### Your goal
Output all the records word for word. Drop the pictures.
□ □ □
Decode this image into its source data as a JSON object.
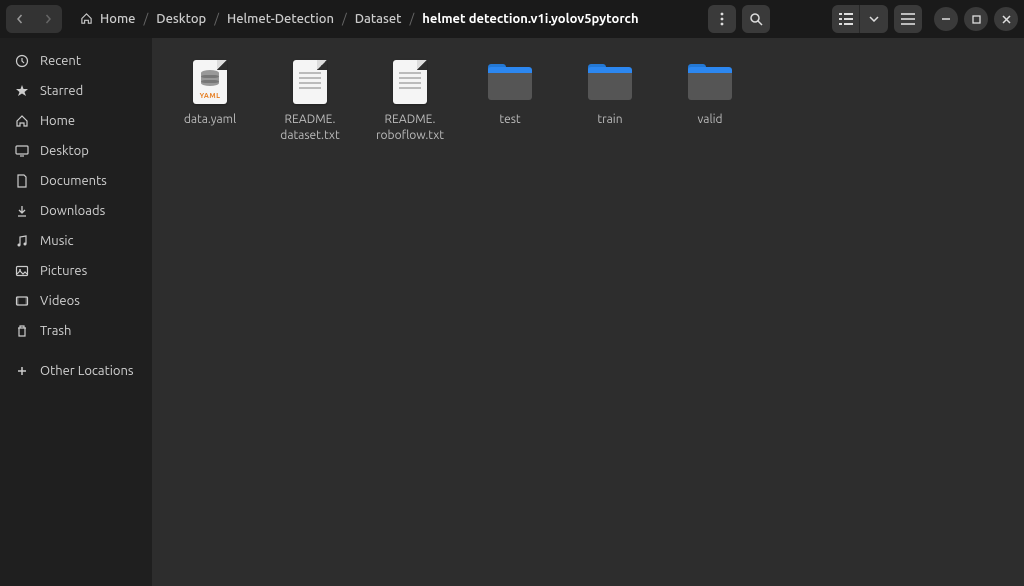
{
  "breadcrumbs": [
    {
      "label": "Home",
      "icon": true
    },
    {
      "label": "Desktop"
    },
    {
      "label": "Helmet-Detection"
    },
    {
      "label": "Dataset"
    },
    {
      "label": "helmet detection.v1i.yolov5pytorch",
      "current": true
    }
  ],
  "sidebar": {
    "items": [
      {
        "label": "Recent",
        "icon": "clock"
      },
      {
        "label": "Starred",
        "icon": "star"
      },
      {
        "label": "Home",
        "icon": "home"
      },
      {
        "label": "Desktop",
        "icon": "desktop"
      },
      {
        "label": "Documents",
        "icon": "document"
      },
      {
        "label": "Downloads",
        "icon": "download"
      },
      {
        "label": "Music",
        "icon": "music"
      },
      {
        "label": "Pictures",
        "icon": "picture"
      },
      {
        "label": "Videos",
        "icon": "video"
      },
      {
        "label": "Trash",
        "icon": "trash"
      }
    ],
    "other": {
      "label": "Other Locations",
      "icon": "plus"
    }
  },
  "files": [
    {
      "name": "data.yaml",
      "type": "yaml"
    },
    {
      "name": "README.\ndataset.txt",
      "type": "txt"
    },
    {
      "name": "README.\nroboflow.txt",
      "type": "txt"
    },
    {
      "name": "test",
      "type": "folder"
    },
    {
      "name": "train",
      "type": "folder"
    },
    {
      "name": "valid",
      "type": "folder"
    }
  ],
  "yaml_badge": "YAML"
}
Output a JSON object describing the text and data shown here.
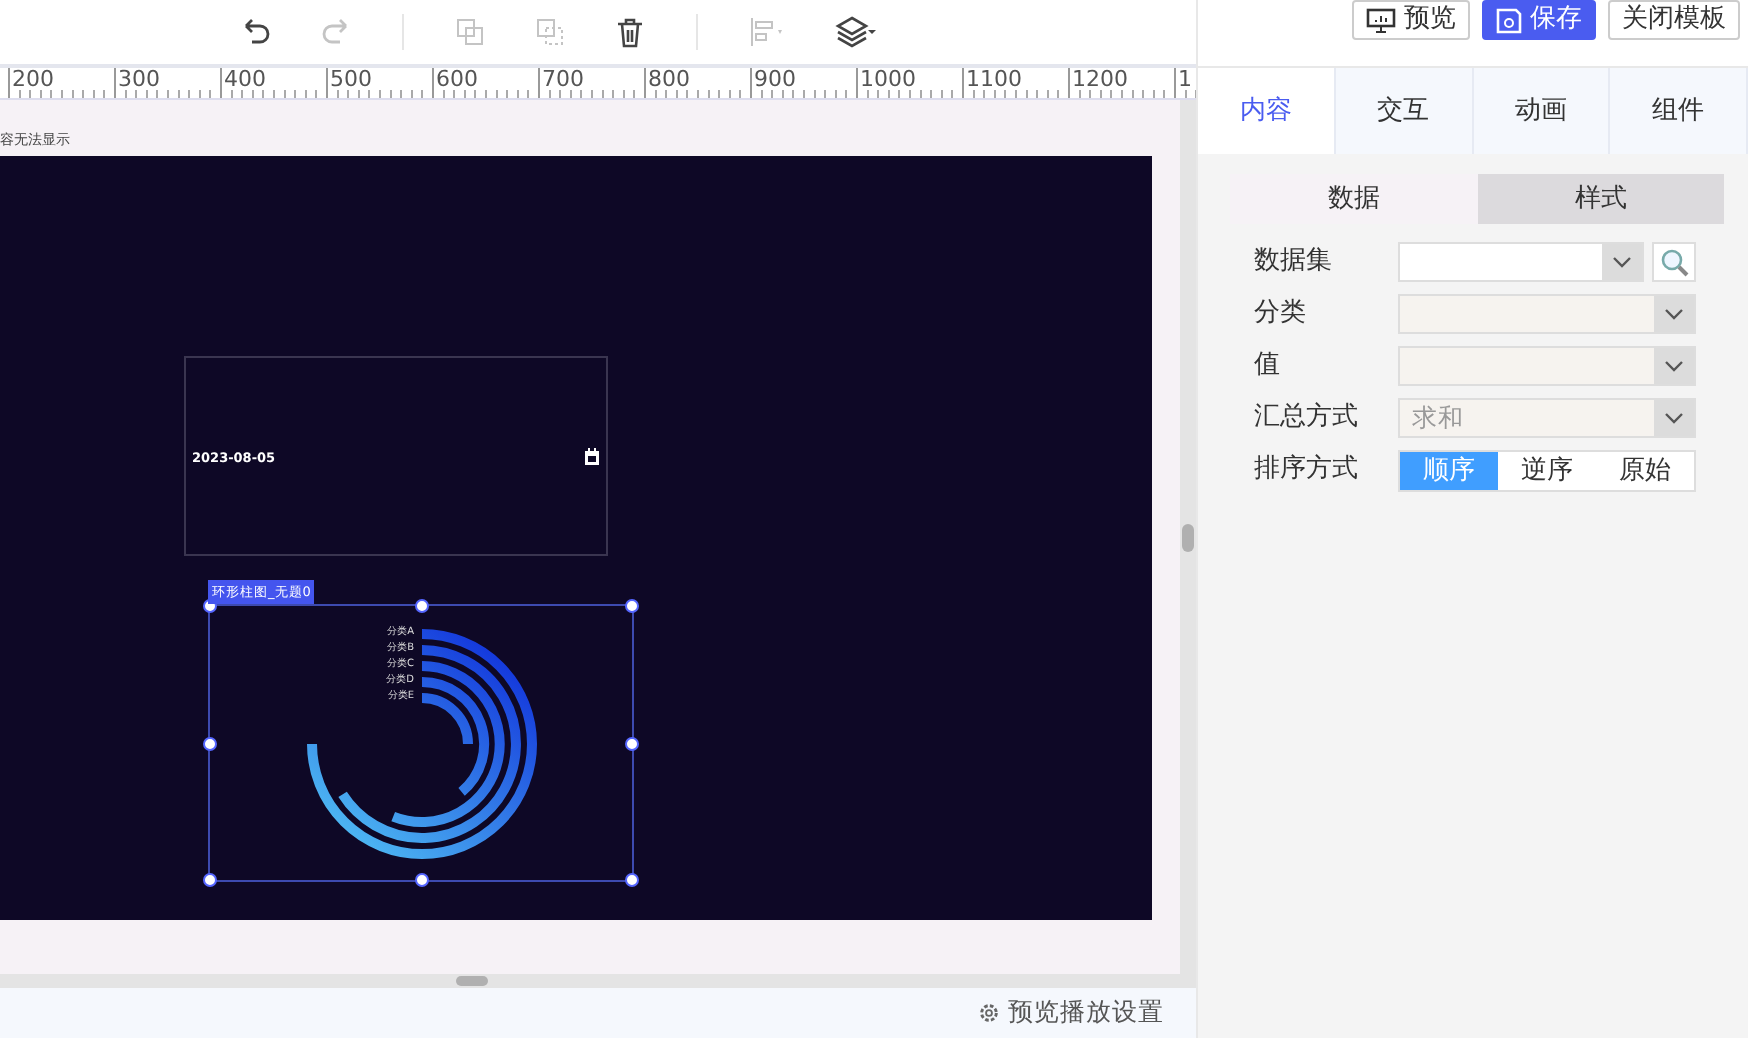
{
  "toolbar": {
    "tools": [
      {
        "kind": "undo",
        "disabled": false
      },
      {
        "kind": "redo",
        "disabled": true
      },
      {
        "kind": "copy",
        "disabled": true
      },
      {
        "kind": "paste",
        "disabled": true
      },
      {
        "kind": "delete",
        "disabled": false
      },
      {
        "kind": "align",
        "disabled": true
      },
      {
        "kind": "layers",
        "disabled": false
      }
    ]
  },
  "header_buttons": [
    {
      "label": "预览",
      "kind": "preview",
      "primary": false
    },
    {
      "label": "保存",
      "kind": "save",
      "primary": true
    },
    {
      "label": "关闭模板",
      "kind": "close",
      "primary": false
    }
  ],
  "ruler": [
    "200",
    "300",
    "400",
    "500",
    "600",
    "700",
    "800",
    "900",
    "1000",
    "1100",
    "1200",
    "1"
  ],
  "canvas": {
    "note": "容无法显示",
    "date_widget": {
      "date": "2023-08-05"
    },
    "chart_widget": {
      "tag": "环形柱图_无题0",
      "selected": true,
      "series": [
        {
          "label": "分类A"
        },
        {
          "label": "分类B"
        },
        {
          "label": "分类C"
        },
        {
          "label": "分类D"
        },
        {
          "label": "分类E"
        }
      ]
    }
  },
  "footer": {
    "settings": "预览播放设置"
  },
  "panel": {
    "tabs": [
      {
        "label": "内容",
        "selected": true
      },
      {
        "label": "交互",
        "selected": false
      },
      {
        "label": "动画",
        "selected": false
      },
      {
        "label": "组件",
        "selected": false
      }
    ],
    "subtabs": [
      {
        "label": "数据",
        "selected": true
      },
      {
        "label": "样式",
        "selected": false
      }
    ],
    "fields": [
      {
        "label": "数据集",
        "kind": "search-select",
        "disabled": false
      },
      {
        "label": "分类",
        "kind": "select",
        "disabled": true
      },
      {
        "label": "值",
        "kind": "select",
        "disabled": true
      },
      {
        "label": "汇总方式",
        "kind": "select",
        "disabled": true,
        "value": "求和"
      },
      {
        "label": "排序方式",
        "kind": "segmented",
        "options": [
          {
            "label": "顺序",
            "selected": true
          },
          {
            "label": "逆序",
            "selected": false
          },
          {
            "label": "原始",
            "selected": false
          }
        ]
      }
    ]
  }
}
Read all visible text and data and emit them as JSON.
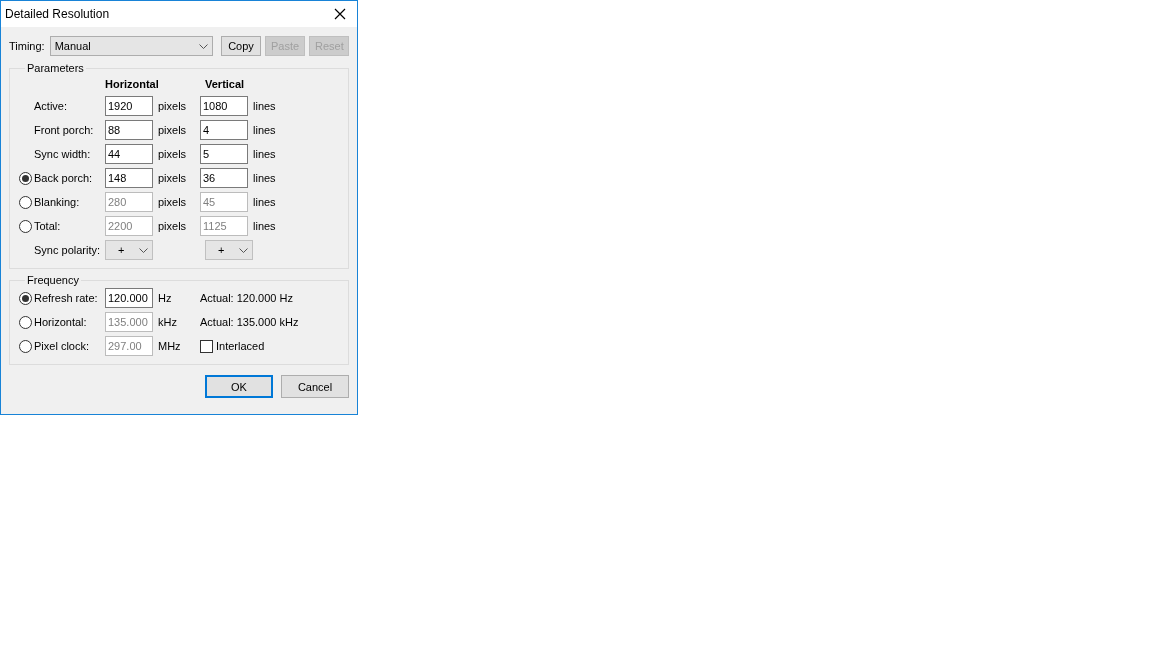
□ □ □
### Answer space
Decode this image into its source data as a JSON object.
{
  "breadcrumbs": [
    {
      "label": "Home",
      "icon": true
    },
    {
      "label": "Desktop"
    },
    {
      "label": "Helmet-Detection"
    },
    {
      "label": "Dataset"
    },
    {
      "label": "helmet detection.v1i.yolov5pytorch",
      "current": true
    }
  ],
  "sidebar": {
    "items": [
      {
        "label": "Recent",
        "icon": "clock"
      },
      {
        "label": "Starred",
        "icon": "star"
      },
      {
        "label": "Home",
        "icon": "home"
      },
      {
        "label": "Desktop",
        "icon": "desktop"
      },
      {
        "label": "Documents",
        "icon": "document"
      },
      {
        "label": "Downloads",
        "icon": "download"
      },
      {
        "label": "Music",
        "icon": "music"
      },
      {
        "label": "Pictures",
        "icon": "picture"
      },
      {
        "label": "Videos",
        "icon": "video"
      },
      {
        "label": "Trash",
        "icon": "trash"
      }
    ],
    "other": {
      "label": "Other Locations",
      "icon": "plus"
    }
  },
  "files": [
    {
      "name": "data.yaml",
      "type": "yaml"
    },
    {
      "name": "README.\ndataset.txt",
      "type": "txt"
    },
    {
      "name": "README.\nroboflow.txt",
      "type": "txt"
    },
    {
      "name": "test",
      "type": "folder"
    },
    {
      "name": "train",
      "type": "folder"
    },
    {
      "name": "valid",
      "type": "folder"
    }
  ],
  "yaml_badge": "YAML"
}
Output a JSON object describing the text and data shown here.
{
  "toolbar": {
    "tools": [
      {
        "kind": "undo",
        "disabled": false
      },
      {
        "kind": "redo",
        "disabled": true
      },
      {
        "kind": "copy",
        "disabled": true
      },
      {
        "kind": "paste",
        "disabled": true
      },
      {
        "kind": "delete",
        "disabled": false
      },
      {
        "kind": "align",
        "disabled": true
      },
      {
        "kind": "layers",
        "disabled": false
      }
    ]
  },
  "header_buttons": [
    {
      "label": "预览",
      "kind": "preview",
      "primary": false
    },
    {
      "label": "保存",
      "kind": "save",
      "primary": true
    },
    {
      "label": "关闭模板",
      "kind": "close",
      "primary": false
    }
  ],
  "ruler": [
    "200",
    "300",
    "400",
    "500",
    "600",
    "700",
    "800",
    "900",
    "1000",
    "1100",
    "1200",
    "1"
  ],
  "canvas": {
    "note": "容无法显示",
    "date_widget": {
      "date": "2023-08-05"
    },
    "chart_widget": {
      "tag": "环形柱图_无题0",
      "selected": true,
      "series": [
        {
          "label": "分类A"
        },
        {
          "label": "分类B"
        },
        {
          "label": "分类C"
        },
        {
          "label": "分类D"
        },
        {
          "label": "分类E"
        }
      ]
    }
  },
  "footer": {
    "settings": "预览播放设置"
  },
  "panel": {
    "tabs": [
      {
        "label": "内容",
        "selected": true
      },
      {
        "label": "交互",
        "selected": false
      },
      {
        "label": "动画",
        "selected": false
      },
      {
        "label": "组件",
        "selected": false
      }
    ],
    "subtabs": [
      {
        "label": "数据",
        "selected": true
      },
      {
        "label": "样式",
        "selected": false
      }
    ],
    "fields": [
      {
        "label": "数据集",
        "kind": "search-select",
        "disabled": false
      },
      {
        "label": "分类",
        "kind": "select",
        "disabled": true
      },
      {
        "label": "值",
        "kind": "select",
        "disabled": true
      },
      {
        "label": "汇总方式",
        "kind": "select",
        "disabled": true,
        "value": "求和"
      },
      {
        "label": "排序方式",
        "kind": "segmented",
        "options": [
          {
            "label": "顺序",
            "selected": true
          },
          {
            "label": "逆序",
            "selected": false
          },
          {
            "label": "原始",
            "selected": false
          }
        ]
      }
    ]
  }
}
Read all visible text and data and emit them as JSON.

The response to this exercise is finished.